     Of course we appreciate City Environment and Natural Resources Officer Engr. Eliza Madrazo for issuing the warning. At least she is trying to remind the politicians that there is such a law, though ambiguous is its provision insofar as posting of election campaign ads on trees is concerned.

     But if we have to reckon with the electorate’s experience in the last many elections trees were never spared from the hired hands of politicians who, without doubt, are given instructions by the politician’s strategists to place the campaign materials in areas or locations most conspicuous to the population.


     We were told by very reliable sources that some of the leaders of LP presidential standard bearer Mar Roxas in Davao City are people whose businesses have been affected by Mayor and now Presidential candidate Rodrigo Duterte’s 1 a.m. curfew order.

     Our sources however, are saying that the pro-Roxas Davaoeños are working very clandestinely for fear that their preference for a non-Davaoeño candidate for President is exposed to the mayor with whom some of their family members have worked with at one time or another.

     But how effective can these silent Roxas supporters in mobilizing more adherents to the LP candidate when they could not even come out in the open?

     Our hunch is that these Roxas backer businessmen in Davao may only be effective in convincing their immediate family members and employees to go with them because they can always do some “intimidations” on their workers if they would not follow orders.

     Of course their businesses are not as labor intensive as banana plantations where the total number of employees voting for one can make a difference.  Thus, their number including those who they can easily convince to join them may not be considered significant.

     But for them to attempt to help derail an opportunity to have a Davaoeño become president of the Philippines is like having abjured being a Davaoeño.

     Knowing some of the businessmen personally we cannot help but raise our eyebrows considering that most of them are not really originally from Davao. Many of them are actually relocatees from other provinces. Some though came much earlier and were able to get a substantial share of the pie from the old Davao’s resources. The second and third generation of the families who are now rooting for Roxas are the ones born in Davao City.

     Perhaps, the success that their families gained in all the years that they have made Davao their second home should make them think if their present political position is the best decision they ever made.
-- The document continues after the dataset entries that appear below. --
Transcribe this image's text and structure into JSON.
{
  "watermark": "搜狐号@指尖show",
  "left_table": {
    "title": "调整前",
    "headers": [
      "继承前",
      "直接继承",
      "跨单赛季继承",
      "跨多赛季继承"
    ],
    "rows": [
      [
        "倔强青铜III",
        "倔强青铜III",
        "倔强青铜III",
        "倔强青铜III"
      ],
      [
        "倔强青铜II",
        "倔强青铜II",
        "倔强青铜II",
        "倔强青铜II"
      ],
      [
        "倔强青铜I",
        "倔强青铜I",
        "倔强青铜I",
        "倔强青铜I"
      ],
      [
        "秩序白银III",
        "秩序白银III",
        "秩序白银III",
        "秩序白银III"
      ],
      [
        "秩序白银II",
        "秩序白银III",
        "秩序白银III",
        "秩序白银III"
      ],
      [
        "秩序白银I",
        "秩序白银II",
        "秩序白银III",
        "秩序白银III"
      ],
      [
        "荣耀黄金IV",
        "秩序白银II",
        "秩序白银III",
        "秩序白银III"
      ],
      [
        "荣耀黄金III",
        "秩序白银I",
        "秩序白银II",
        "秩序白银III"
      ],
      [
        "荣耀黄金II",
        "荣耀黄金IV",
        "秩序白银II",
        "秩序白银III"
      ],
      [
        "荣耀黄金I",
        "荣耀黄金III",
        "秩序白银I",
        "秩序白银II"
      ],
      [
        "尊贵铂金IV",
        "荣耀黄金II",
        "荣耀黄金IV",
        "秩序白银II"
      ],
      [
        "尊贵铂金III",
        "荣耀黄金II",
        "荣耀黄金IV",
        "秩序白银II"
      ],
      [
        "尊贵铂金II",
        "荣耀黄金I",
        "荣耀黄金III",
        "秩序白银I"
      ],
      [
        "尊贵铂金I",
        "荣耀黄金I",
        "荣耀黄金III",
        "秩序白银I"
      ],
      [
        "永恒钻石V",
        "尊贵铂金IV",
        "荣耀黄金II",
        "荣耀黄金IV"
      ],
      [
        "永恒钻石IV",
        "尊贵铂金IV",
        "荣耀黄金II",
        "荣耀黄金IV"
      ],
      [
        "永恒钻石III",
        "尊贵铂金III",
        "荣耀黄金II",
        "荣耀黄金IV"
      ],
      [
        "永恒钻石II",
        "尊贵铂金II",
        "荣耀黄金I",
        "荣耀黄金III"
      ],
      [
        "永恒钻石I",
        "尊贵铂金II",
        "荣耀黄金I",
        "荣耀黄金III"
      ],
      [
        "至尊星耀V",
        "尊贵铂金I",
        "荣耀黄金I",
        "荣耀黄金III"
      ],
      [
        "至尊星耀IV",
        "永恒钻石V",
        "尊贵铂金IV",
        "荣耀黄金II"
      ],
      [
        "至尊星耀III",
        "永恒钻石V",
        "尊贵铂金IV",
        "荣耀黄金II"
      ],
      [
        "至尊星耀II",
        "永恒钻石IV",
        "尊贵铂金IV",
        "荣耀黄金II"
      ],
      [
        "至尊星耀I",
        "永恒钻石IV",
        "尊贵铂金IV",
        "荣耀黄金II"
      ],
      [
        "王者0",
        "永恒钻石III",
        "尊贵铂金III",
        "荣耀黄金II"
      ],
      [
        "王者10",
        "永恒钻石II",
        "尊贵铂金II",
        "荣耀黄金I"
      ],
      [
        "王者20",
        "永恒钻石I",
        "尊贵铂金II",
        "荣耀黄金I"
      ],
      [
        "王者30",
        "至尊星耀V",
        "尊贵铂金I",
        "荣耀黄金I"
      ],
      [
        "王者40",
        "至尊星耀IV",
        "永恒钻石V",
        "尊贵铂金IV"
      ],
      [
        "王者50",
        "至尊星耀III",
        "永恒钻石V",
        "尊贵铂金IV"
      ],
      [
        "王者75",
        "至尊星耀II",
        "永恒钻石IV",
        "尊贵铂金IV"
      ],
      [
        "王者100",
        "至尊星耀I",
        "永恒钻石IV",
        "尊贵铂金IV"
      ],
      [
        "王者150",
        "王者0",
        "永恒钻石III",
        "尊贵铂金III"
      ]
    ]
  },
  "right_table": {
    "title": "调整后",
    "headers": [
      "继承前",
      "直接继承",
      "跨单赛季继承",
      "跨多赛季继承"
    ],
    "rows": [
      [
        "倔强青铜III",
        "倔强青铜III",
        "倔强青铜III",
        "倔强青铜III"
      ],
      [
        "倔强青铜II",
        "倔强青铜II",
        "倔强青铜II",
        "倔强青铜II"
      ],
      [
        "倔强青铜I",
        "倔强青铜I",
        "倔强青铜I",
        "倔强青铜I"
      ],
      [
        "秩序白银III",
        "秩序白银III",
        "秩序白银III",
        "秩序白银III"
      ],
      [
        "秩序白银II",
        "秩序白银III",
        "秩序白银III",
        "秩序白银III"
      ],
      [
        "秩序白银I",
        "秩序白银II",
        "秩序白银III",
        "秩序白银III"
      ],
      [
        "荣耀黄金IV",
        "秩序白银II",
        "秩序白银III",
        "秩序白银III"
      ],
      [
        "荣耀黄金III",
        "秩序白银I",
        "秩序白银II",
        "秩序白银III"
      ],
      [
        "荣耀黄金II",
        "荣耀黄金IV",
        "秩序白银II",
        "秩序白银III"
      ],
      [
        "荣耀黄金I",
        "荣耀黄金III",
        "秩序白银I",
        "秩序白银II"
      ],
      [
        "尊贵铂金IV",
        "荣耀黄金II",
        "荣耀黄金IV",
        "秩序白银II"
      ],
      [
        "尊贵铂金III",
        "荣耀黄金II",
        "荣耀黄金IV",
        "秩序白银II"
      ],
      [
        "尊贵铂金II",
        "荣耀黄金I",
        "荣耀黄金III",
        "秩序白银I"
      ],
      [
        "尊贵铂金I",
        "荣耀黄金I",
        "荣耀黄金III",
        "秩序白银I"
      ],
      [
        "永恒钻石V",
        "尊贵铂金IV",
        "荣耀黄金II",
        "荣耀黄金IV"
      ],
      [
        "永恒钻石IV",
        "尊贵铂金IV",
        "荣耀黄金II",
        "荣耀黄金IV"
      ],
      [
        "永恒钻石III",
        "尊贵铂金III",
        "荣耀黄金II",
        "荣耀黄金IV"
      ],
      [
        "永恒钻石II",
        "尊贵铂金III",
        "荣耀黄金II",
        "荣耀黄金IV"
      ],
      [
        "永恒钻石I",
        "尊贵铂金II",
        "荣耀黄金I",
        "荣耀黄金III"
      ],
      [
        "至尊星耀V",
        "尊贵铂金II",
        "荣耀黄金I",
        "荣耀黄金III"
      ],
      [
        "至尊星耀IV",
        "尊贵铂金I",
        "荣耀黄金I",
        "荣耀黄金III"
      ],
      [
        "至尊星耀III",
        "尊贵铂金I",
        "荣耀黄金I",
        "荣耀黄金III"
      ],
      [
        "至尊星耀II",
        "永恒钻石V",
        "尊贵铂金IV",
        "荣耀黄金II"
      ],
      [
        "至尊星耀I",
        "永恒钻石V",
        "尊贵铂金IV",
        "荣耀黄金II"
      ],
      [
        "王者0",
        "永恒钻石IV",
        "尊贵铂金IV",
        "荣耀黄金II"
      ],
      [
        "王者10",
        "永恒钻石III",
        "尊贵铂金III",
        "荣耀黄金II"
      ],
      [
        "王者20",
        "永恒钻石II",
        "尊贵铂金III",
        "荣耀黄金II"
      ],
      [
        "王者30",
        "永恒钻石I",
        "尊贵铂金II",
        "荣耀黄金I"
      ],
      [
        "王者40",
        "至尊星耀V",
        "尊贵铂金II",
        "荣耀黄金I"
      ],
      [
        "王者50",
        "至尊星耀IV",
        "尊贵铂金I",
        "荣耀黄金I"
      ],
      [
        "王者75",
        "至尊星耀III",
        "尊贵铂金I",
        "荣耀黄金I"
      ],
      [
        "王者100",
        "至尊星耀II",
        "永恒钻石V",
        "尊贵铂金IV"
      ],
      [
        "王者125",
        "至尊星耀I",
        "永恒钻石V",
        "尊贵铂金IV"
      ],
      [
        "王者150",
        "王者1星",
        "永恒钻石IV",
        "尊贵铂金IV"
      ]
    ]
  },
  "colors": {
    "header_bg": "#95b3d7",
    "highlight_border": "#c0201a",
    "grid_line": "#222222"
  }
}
But if they really are abjuring having grown up here it is a totally different story.

     That is their right that Presidential candidate Duterte said he will fight to death for them to exercise it.


Posted in Opinion